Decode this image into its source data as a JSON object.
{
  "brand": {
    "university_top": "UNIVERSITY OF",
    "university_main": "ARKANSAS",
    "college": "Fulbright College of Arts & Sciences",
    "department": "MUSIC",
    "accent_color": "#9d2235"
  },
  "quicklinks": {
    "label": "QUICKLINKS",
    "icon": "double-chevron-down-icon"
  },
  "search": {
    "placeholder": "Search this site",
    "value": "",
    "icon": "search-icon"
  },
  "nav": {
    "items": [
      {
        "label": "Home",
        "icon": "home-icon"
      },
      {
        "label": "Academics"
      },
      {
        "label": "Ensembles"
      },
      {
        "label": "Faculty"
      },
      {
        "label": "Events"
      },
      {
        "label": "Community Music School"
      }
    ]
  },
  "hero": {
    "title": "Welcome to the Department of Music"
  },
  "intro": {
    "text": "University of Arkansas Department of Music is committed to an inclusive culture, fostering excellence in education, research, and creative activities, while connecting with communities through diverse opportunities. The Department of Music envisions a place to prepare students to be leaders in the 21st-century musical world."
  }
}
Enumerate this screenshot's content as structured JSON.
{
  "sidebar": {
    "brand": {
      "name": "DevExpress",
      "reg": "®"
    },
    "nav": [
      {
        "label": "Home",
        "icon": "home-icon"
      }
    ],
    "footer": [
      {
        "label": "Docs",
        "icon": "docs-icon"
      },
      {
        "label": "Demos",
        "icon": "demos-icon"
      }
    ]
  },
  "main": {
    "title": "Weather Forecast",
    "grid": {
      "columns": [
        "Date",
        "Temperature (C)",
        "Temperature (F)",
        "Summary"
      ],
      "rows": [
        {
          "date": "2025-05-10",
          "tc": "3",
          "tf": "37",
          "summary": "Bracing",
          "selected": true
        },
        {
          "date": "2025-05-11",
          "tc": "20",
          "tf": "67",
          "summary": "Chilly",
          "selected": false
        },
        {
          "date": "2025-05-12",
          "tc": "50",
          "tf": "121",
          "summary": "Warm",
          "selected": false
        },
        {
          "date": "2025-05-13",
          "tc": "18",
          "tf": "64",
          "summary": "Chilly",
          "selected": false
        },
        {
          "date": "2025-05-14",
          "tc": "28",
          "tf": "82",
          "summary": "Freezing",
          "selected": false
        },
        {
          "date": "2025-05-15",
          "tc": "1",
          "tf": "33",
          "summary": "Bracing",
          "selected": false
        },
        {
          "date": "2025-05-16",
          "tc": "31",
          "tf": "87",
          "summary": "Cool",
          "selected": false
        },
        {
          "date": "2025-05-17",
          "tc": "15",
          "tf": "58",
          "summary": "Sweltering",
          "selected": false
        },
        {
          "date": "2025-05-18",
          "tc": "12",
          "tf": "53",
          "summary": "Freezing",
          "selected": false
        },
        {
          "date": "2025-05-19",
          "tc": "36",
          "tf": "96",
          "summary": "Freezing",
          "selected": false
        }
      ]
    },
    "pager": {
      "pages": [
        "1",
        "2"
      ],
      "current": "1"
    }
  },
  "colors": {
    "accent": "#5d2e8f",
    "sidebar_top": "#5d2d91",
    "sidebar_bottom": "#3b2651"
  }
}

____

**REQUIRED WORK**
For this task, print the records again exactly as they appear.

**RESULT FOR THIS EXERCISE**
Decode this image into its source data as a JSON object.
{
  "brand": {
    "university_top": "UNIVERSITY OF",
    "university_main": "ARKANSAS",
    "college": "Fulbright College of Arts & Sciences",
    "department": "MUSIC",
    "accent_color": "#9d2235"
  },
  "quicklinks": {
    "label": "QUICKLINKS",
    "icon": "double-chevron-down-icon"
  },
  "search": {
    "placeholder": "Search this site",
    "value": "",
    "icon": "search-icon"
  },
  "nav": {
    "items": [
      {
        "label": "Home",
        "icon": "home-icon"
      },
      {
        "label": "Academics"
      },
      {
        "label": "Ensembles"
      },
      {
        "label": "Faculty"
      },
      {
        "label": "Events"
      },
      {
        "label": "Community Music School"
      }
    ]
  },
  "hero": {
    "title": "Welcome to the Department of Music"
  },
  "intro": {
    "text": "University of Arkansas Department of Music is committed to an inclusive culture, fostering excellence in education, research, and creative activities, while connecting with communities through diverse opportunities. The Department of Music envisions a place to prepare students to be leaders in the 21st-century musical world."
  }
}
Enumerate this screenshot's content as structured JSON.
{
  "sidebar": {
    "brand": {
      "name": "DevExpress",
      "reg": "®"
    },
    "nav": [
      {
        "label": "Home",
        "icon": "home-icon"
      }
    ],
    "footer": [
      {
        "label": "Docs",
        "icon": "docs-icon"
      },
      {
        "label": "Demos",
        "icon": "demos-icon"
      }
    ]
  },
  "main": {
    "title": "Weather Forecast",
    "grid": {
      "columns": [
        "Date",
        "Temperature (C)",
        "Temperature (F)",
        "Summary"
      ],
      "rows": [
        {
          "date": "2025-05-10",
          "tc": "3",
          "tf": "37",
          "summary": "Bracing",
          "selected": true
        },
        {
          "date": "2025-05-11",
          "tc": "20",
          "tf": "67",
          "summary": "Chilly",
          "selected": false
        },
        {
          "date": "2025-05-12",
          "tc": "50",
          "tf": "121",
          "summary": "Warm",
          "selected": false
        },
        {
          "date": "2025-05-13",
          "tc": "18",
          "tf": "64",
          "summary": "Chilly",
          "selected": false
        },
        {
          "date": "2025-05-14",
          "tc": "28",
          "tf": "82",
          "summary": "Freezing",
          "selected": false
        },
        {
          "date": "2025-05-15",
          "tc": "1",
          "tf": "33",
          "summary": "Bracing",
          "selected": false
        },
        {
          "date": "2025-05-16",
          "tc": "31",
          "tf": "87",
          "summary": "Cool",
          "selected": false
        },
        {
          "date": "2025-05-17",
          "tc": "15",
          "tf": "58",
          "summary": "Sweltering",
          "selected": false
        },
        {
          "date": "2025-05-18",
          "tc": "12",
          "tf": "53",
          "summary": "Freezing",
          "selected": false
        },
        {
          "date": "2025-05-19",
          "tc": "36",
          "tf": "96",
          "summary": "Freezing",
          "selected": false
        }
      ]
    },
    "pager": {
      "pages": [
        "1",
        "2"
      ],
      "current": "1"
    }
  },
  "colors": {
    "accent": "#5d2e8f",
    "sidebar_top": "#5d2d91",
    "sidebar_bottom": "#3b2651"
  }
}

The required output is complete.